At issue when it was first presented by City Administrator Fred Russell in October was whether Augusta was getting as much revenue as it could from the deck, so the commission sent Russell back to renegotiate the deal.
By the time Russell returned with a revised agreement last month, however, questions not related to deck revenue prompted the commission to seek a forensic audit of the dealmaking by Russell and special counsel Jim Plunkett with Augusta Riverfront that led to the deck’s construction.
Among the questions were a land swap city attorneys made with a state senator for a corner parcel on which the deck was built; a lien on adjoining parcels on which the deck now stands; and, to the surprise of most commissioners, that the city doesn’t own most of the real estate beneath the deck. Rather, it owns only air rights.
Russell and Plunkett have said the deal is a highly complex transaction, but their explanations were insufficient to persuade two commissioners — Alvin Mason and Bill Lockett — who cited their concerns in voting against the parking management agreement in committee last week.

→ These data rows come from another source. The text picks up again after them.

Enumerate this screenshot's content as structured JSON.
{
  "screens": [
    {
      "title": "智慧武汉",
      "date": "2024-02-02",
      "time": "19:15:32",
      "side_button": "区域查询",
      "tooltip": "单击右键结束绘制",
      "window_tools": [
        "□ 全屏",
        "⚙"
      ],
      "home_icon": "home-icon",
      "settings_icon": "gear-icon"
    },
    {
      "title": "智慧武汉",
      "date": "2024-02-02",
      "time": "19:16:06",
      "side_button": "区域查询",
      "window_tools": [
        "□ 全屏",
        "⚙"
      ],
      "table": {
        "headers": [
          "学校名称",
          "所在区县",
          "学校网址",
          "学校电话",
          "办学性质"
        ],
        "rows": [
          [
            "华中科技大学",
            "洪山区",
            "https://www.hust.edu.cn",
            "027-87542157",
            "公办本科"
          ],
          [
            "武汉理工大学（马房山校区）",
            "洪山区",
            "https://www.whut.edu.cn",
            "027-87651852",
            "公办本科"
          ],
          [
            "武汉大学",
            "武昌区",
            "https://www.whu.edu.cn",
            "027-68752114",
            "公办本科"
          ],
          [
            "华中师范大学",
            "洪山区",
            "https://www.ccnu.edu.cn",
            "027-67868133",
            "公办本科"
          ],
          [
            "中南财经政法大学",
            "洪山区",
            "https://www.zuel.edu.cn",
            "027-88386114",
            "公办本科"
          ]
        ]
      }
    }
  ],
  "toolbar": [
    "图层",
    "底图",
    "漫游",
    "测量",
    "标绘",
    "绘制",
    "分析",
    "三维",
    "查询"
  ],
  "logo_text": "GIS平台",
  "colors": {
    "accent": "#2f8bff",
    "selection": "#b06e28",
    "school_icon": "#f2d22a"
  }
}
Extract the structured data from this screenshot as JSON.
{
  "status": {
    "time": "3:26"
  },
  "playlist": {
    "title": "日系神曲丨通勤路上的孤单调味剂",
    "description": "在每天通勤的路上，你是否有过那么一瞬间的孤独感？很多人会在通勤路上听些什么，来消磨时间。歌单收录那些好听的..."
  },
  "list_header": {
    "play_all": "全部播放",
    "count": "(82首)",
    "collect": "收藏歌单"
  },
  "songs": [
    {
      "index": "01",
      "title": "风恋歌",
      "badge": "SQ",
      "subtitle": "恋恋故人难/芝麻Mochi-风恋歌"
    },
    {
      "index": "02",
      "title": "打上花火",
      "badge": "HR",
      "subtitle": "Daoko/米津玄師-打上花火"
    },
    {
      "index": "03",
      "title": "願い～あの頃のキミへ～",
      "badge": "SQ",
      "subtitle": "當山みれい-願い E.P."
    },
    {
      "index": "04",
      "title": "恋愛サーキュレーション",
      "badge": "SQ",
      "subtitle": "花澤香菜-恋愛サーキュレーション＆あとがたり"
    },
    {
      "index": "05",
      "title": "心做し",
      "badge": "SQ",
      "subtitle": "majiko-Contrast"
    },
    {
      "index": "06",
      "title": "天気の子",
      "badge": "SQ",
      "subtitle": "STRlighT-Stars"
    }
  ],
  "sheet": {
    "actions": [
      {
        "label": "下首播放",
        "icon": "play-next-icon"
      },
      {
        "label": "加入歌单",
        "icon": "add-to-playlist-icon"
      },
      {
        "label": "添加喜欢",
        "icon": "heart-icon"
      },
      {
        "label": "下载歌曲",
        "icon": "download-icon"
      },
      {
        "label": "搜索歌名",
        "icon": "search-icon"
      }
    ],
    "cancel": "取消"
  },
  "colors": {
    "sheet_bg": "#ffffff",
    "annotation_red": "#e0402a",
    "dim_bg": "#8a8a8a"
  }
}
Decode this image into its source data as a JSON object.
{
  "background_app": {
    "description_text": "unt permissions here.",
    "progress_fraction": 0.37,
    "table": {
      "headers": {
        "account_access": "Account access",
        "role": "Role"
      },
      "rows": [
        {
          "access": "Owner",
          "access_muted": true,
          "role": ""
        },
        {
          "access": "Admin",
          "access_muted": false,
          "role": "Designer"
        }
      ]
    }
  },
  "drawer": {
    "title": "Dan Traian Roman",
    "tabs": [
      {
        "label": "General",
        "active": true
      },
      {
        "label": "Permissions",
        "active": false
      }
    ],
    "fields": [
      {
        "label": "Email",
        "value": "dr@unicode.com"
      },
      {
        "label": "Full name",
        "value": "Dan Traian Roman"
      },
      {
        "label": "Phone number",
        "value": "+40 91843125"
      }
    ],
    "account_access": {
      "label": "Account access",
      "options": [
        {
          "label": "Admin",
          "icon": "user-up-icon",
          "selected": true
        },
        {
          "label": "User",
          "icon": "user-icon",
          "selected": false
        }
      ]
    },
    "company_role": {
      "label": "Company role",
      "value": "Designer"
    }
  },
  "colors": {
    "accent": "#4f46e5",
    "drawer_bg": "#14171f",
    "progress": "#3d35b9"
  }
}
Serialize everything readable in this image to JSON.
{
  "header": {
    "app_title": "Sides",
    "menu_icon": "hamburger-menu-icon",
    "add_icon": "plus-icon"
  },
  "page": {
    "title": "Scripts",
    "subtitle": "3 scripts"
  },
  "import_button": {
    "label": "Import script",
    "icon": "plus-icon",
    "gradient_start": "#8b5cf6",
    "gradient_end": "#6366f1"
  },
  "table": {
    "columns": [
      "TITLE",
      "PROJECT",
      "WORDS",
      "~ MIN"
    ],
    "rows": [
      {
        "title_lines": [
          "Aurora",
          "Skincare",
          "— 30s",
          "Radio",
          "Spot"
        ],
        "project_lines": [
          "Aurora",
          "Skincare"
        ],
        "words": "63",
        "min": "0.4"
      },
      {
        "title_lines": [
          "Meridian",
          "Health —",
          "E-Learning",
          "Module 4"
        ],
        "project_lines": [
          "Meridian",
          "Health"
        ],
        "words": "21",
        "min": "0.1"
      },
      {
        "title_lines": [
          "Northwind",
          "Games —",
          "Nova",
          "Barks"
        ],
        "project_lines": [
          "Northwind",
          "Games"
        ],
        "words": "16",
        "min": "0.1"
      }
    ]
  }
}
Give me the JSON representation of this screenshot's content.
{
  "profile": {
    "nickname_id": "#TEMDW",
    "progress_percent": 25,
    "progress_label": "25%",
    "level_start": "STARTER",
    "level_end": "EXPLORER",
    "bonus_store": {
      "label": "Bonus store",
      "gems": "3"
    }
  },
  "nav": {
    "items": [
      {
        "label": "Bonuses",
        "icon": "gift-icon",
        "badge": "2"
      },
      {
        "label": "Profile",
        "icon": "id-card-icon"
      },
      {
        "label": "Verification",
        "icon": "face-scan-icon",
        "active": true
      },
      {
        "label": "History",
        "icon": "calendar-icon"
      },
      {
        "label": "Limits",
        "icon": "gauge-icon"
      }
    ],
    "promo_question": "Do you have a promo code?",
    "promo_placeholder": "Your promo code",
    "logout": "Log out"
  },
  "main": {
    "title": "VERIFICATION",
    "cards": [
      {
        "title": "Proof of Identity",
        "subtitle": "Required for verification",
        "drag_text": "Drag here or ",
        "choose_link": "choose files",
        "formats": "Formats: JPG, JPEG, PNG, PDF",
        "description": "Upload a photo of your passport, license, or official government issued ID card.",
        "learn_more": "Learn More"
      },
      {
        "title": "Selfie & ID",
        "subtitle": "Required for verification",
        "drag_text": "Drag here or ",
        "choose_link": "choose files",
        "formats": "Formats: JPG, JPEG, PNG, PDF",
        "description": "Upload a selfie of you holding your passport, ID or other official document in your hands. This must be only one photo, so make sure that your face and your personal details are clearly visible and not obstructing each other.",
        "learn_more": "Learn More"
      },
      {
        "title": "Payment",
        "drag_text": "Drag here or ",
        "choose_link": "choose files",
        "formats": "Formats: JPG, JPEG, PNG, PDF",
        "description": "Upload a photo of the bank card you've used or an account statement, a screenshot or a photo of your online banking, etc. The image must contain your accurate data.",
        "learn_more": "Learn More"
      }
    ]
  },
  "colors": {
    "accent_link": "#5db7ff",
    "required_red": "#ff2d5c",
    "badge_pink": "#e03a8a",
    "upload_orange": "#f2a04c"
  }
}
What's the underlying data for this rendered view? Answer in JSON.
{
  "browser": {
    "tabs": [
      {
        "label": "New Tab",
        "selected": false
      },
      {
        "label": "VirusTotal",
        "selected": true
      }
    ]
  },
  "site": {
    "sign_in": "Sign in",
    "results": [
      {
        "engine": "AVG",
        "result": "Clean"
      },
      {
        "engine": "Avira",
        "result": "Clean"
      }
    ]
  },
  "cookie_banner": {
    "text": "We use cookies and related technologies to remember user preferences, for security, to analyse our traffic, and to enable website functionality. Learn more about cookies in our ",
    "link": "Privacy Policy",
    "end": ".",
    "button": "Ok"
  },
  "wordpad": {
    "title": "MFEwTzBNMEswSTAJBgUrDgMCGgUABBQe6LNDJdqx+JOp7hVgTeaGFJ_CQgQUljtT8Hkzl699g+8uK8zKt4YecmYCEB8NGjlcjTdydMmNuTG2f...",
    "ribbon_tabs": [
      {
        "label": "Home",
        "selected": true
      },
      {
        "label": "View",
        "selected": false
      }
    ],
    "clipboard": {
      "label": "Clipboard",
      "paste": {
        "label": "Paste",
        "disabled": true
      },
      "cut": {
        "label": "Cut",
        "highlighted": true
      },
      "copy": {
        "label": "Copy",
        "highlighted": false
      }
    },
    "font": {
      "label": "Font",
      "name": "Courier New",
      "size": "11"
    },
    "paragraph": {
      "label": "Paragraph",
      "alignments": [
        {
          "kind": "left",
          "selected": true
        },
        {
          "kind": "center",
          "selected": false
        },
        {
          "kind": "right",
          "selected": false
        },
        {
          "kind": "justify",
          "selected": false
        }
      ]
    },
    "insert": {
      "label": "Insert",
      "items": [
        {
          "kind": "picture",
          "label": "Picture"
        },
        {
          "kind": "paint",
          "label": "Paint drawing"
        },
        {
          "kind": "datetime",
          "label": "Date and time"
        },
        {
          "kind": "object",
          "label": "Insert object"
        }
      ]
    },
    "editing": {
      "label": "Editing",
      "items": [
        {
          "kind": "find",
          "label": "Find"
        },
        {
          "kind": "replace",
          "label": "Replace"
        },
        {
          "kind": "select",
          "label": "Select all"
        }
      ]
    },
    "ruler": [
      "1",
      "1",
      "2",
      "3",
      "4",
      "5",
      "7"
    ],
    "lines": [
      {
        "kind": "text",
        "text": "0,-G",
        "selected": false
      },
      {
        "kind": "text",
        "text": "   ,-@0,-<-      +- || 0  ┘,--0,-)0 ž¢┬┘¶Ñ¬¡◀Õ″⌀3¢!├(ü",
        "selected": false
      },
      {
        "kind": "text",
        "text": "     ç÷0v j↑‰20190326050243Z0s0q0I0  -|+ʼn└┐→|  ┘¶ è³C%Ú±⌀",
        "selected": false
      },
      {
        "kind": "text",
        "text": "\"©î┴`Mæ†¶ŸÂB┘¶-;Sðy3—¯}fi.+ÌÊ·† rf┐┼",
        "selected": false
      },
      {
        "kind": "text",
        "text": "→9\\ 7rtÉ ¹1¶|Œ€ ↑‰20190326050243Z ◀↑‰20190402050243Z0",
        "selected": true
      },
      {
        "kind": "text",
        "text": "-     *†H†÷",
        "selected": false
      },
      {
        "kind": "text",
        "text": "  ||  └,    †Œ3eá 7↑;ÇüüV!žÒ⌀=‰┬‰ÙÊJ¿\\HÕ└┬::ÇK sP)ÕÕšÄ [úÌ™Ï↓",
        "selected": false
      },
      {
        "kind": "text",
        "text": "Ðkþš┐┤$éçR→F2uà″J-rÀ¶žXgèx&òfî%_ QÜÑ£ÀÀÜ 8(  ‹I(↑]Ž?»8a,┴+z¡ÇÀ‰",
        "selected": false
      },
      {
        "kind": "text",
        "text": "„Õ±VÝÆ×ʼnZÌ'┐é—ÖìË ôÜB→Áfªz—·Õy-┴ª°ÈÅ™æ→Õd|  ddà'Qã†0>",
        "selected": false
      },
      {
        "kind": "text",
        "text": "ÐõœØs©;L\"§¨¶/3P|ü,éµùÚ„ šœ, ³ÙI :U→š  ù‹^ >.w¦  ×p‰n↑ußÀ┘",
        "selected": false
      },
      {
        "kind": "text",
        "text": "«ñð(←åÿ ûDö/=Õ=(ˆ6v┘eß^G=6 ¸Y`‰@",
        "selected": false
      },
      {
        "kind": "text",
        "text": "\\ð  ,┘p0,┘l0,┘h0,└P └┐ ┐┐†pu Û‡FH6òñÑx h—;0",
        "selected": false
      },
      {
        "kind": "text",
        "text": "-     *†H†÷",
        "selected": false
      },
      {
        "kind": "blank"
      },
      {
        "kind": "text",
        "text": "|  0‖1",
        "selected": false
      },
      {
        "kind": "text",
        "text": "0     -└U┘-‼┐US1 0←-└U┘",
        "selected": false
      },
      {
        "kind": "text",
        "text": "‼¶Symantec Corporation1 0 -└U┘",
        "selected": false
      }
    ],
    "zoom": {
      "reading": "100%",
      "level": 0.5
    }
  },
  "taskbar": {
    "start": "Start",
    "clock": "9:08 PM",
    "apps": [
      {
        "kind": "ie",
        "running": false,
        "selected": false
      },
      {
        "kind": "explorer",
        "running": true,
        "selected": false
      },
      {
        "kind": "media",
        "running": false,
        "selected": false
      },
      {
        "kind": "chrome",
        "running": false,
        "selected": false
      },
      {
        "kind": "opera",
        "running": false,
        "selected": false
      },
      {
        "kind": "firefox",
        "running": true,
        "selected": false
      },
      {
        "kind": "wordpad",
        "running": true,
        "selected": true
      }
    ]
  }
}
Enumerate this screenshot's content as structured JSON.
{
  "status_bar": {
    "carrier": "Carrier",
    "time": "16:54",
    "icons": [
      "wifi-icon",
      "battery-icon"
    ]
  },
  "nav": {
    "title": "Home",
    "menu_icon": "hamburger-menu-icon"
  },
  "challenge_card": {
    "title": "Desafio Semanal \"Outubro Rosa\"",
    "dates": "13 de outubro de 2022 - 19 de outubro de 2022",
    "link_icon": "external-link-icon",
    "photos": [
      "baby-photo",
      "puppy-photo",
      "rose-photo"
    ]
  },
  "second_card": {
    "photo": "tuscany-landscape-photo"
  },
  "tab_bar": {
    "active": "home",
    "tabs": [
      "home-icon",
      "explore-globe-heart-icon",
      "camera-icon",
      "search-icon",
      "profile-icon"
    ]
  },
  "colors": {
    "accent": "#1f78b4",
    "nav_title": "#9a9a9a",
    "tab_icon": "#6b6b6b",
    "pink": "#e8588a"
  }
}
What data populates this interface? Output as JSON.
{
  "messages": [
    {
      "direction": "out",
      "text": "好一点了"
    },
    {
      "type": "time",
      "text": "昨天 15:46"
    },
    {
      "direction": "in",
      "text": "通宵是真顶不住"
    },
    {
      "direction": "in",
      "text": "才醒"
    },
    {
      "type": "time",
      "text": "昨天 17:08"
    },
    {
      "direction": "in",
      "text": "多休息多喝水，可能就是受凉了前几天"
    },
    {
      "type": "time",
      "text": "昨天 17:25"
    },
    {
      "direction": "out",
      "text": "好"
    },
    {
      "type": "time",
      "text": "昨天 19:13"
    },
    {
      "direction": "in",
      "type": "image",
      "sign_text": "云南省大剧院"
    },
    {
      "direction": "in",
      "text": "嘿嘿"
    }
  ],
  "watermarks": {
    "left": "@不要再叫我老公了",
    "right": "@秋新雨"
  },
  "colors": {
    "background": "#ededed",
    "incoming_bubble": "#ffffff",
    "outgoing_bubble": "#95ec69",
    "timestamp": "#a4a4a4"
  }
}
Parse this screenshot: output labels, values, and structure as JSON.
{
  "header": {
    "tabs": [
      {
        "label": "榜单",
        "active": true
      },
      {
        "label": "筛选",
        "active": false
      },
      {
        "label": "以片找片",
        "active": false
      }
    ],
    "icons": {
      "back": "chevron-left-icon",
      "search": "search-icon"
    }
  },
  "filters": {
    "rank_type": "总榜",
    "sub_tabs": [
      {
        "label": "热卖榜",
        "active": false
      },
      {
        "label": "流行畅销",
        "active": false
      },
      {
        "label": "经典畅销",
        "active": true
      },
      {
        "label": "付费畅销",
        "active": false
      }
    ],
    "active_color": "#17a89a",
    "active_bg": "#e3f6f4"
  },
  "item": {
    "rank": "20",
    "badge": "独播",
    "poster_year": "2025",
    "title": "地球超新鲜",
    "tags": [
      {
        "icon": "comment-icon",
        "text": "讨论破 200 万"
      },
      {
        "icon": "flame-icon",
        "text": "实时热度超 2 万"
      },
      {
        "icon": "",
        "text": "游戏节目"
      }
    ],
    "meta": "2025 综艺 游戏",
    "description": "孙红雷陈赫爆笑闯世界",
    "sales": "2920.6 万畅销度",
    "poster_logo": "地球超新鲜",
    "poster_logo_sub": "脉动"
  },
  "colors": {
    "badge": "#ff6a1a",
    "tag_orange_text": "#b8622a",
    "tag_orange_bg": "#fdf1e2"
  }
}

The new agreement shortens the term of the TEE Center parking garage lease to five years, allowing the city to renegotiate once the new convention center opens and “profitability” can be determined, according to city documents. It also awards Augusta half the profits from the new deck.
When the documents go for approval Tuesday, their passage is more likely with four commissioners — Jerry Brigham, Matt Aitken, Joe Bowles and Joe Jackson, who opposed seeking the forensic audit — present to bolster its chances. The agreement needs six votes to pass.
Aitken said Friday he likes the new agreement’s shorter term.
“When we get tourism dollars coming into our events, it’s going to be major,” Aitken said of the TEE Center’s scheduled opening later this year.
Another commissioner, Wayne Guilfoyle, who voted for the audit and has raised several questions about the complicated dealmaking, was undecided Friday.
“I still don’t feel at ease with it,” said Guilfoyle, who said his biggest issue with the deal was that the commission wasn’t privy to the details until recently.
“What else has not been told to us?” he asked.
Former mayoral candidate Lori Davis and Lincoln County resident Al Gray are on Tuesday’s agenda with plans to voice concerns about the deal.
Sandwiched between them on the agenda is Convention and Visitors Bureau President Barry White, who is slated to unveil a “pre-opening marketing plan” for the TEE Center, which presently has only four events booked during the 2013 season.